Wilson: I wrote it with (hit songwriters) Jonathan Singleton and Jason Nix, and Jason actually had the idea…Things A Man Oughta Know. He was like,  “Man, it’d be cool to run it by Lainey and see what her thoughts are.” When he brought up the title, I said, “Y’all gonna be here all day long, because there’s a long list of the things that you men oughta know” (laughs). Then when we were writing it, we just dove into my childhood. You know, I’m from a very blue collar farming community…my parents made sure that I knew how to do stuff around a farm. So we talked about that for awhile, and we dove deeper and talked about the characteristics that my parents taught me to look for in myself and in other people…choosing who I’m surrounding myself with in life.

I’m so thankful that this is a song that is connecting, and people are latching onto, because it really is who I am to my core, and what I stand for. And that’s treating people with kindness and having good character. And you know, that’s not just something that a man oughta know. It’s what every single one of us should know.

DK: Besides your single, I like several other songs on your album. One of my favorites is your title song, “Sayin’ What I’m Thinkin’.” It seems to capture what you’re about as an artist, that you’re not afraid to say what you think.

Wilson: That’s right (laughs). I’ve been sayin’ what I’ve been thinkin’ my whole life. So I figured…Why not name the record that? That is who I am in a nutshell…I’m definitely a firm believer in thinking before you speak. I’m not down to hurt anybody’s feelings. But I think it’s important to tell the truth. For me, the songs that have changed my life, or songs that make me feel something, are the ones where people are being brutally honest. But aside from songwriting, just telling the truth really does set you and everybody around you free. Of course, it’s hard to tell the truth at times…it’s cost me friendships and relationships. But at the end of the day, there’s something very rewarding about telling it like it is. That’s what I want do with my music.

Here’s the lyric video for Lainey Wilson’s song, “LA.”

DK: Another good song on your album is “LA.” At first, I thought you were writing a song about Los Angeles. But it’s actually about Louisiana. What inspired you to write this song?

Wilson: When I moved to Nashville in 2011, everywhere I went I would say, “Hey I’m Lainey,” and they would go, “Where in the world are you from?” And I would tell them, “I’m from LA.” And they’re like, “What are you talking about? You are not from Hollywood.” They thought I was talking about Los Angeles, and I was talking about home (Louisiana).

People ask me, “What song on the record do you feel describes you and your story in three minutes?” And I always say “LA” because it does have that sassy, fun, redneck Hollywood vibe, and I’ve always had stars in my eyes when I go places and see things and meet people. So I feel “LA” is a good representation of that, but it’s also me staying true to my roots.

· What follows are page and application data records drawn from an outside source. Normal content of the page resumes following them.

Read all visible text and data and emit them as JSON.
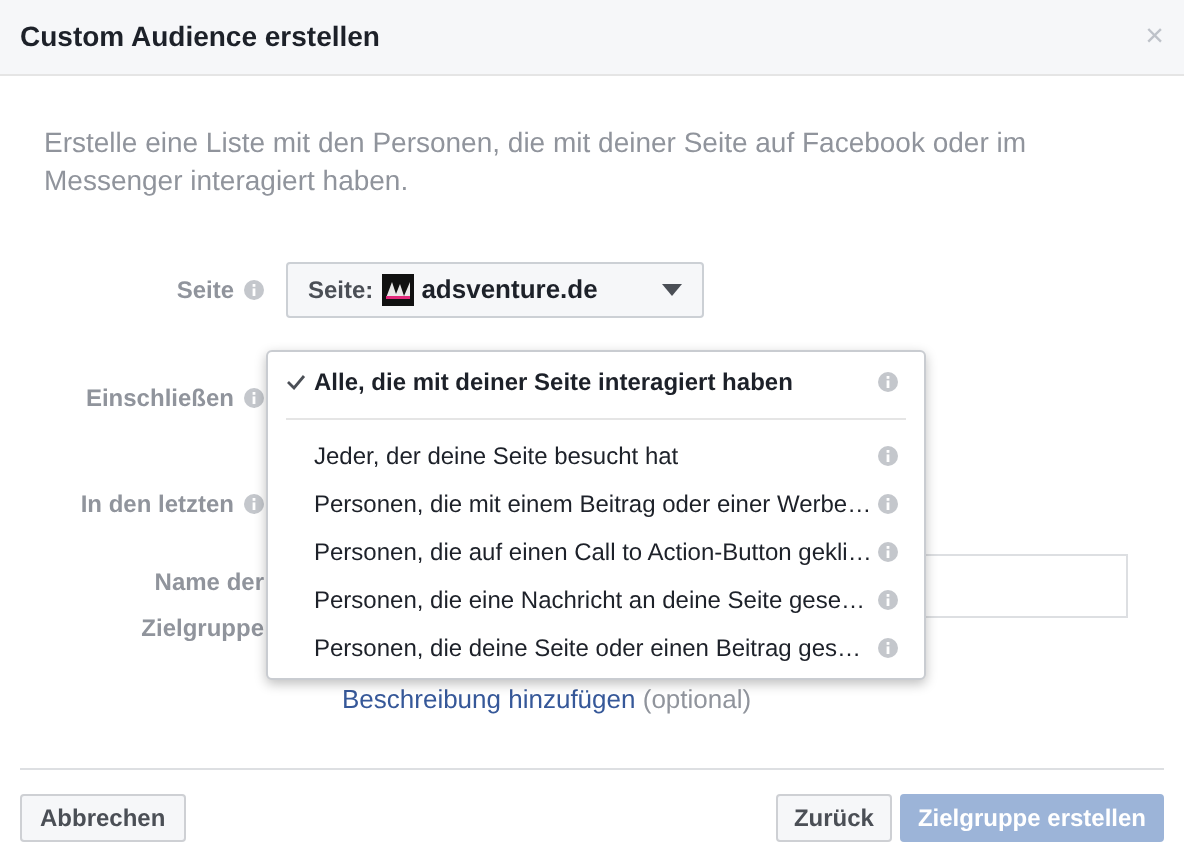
{
  "dialog": {
    "title": "Custom Audience erstellen",
    "close": "×"
  },
  "description": "Erstelle eine Liste mit den Personen, die mit deiner Seite auf Facebook oder im Messenger interagiert haben.",
  "fields": [
    {
      "label": "Seite"
    },
    {
      "label": "Einschließen"
    },
    {
      "label": "In den letzten"
    }
  ],
  "page_select": {
    "prefix": "Seite:",
    "value": "adsventure.de"
  },
  "name_field": {
    "label_lines": [
      "Name der",
      "Zielgruppe"
    ]
  },
  "description_link": {
    "link": "Beschreibung hinzufügen",
    "suffix": "(optional)"
  },
  "menu": {
    "items": [
      {
        "label": "Alle, die mit deiner Seite interagiert haben",
        "selected": true
      },
      {
        "label": "Jeder, der deine Seite besucht hat",
        "selected": false
      },
      {
        "label": "Personen, die mit einem Beitrag oder einer Werbe…",
        "selected": false
      },
      {
        "label": "Personen, die auf einen Call to Action-Button gekli…",
        "selected": false
      },
      {
        "label": "Personen, die eine Nachricht an deine Seite gese…",
        "selected": false
      },
      {
        "label": "Personen, die deine Seite oder einen Beitrag ges…",
        "selected": false
      }
    ]
  },
  "buttons": {
    "cancel": "Abbrechen",
    "back": "Zurück",
    "create": {
      "label": "Zielgruppe erstellen",
      "disabled": true
    }
  }
}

DK: You have a fun song on your album called “WWDD,” which stands for What Would Dolly Do. Are you a big Dolly Parton fan?

Wilson: I’m a huge Dolly fan. I mean, Dolly can do no wrong. As far as I’m concerned, if you don’t like Dolly, something’s wrong with you (laughs). I really like everything about the lady—her personality, her songwriting, her singing. And she’s an incredible businesswoman. But more importantly, she has a heart of gold. I think if everybody was a little more like Dolly Parton, the world would be a better place.

DK: Currently, you’re about to play shows again, and this summer you’ll be going on tour, opening for Jason Aldean. Can you talk about your shows coming up, and your tour with Aldean?

Wilson: Absolutely. I believe we don’t have a free weekend until the end of November, which is pretty awesome. We’re making up for last year. Until August rolls around, we’re doing fairs and festivals every weekend, and then in August we jump on the Jason Aldean and Hardy tour. We’re going to be all over the country in three months. This will be my first arena and amphitheater tour with an artist like Jason, so it’s very exciting.

Here’s the link to Lainey Wilson’s site:

Dale Kawashima is the Head of SongwriterUniverse and a music journalist. He’s also a music publishing exec who has represented the song catalogs of Michael Jackson, Prince, Bruce Springsteen, Bob Dylan and Motown Records.
Dale Kawashima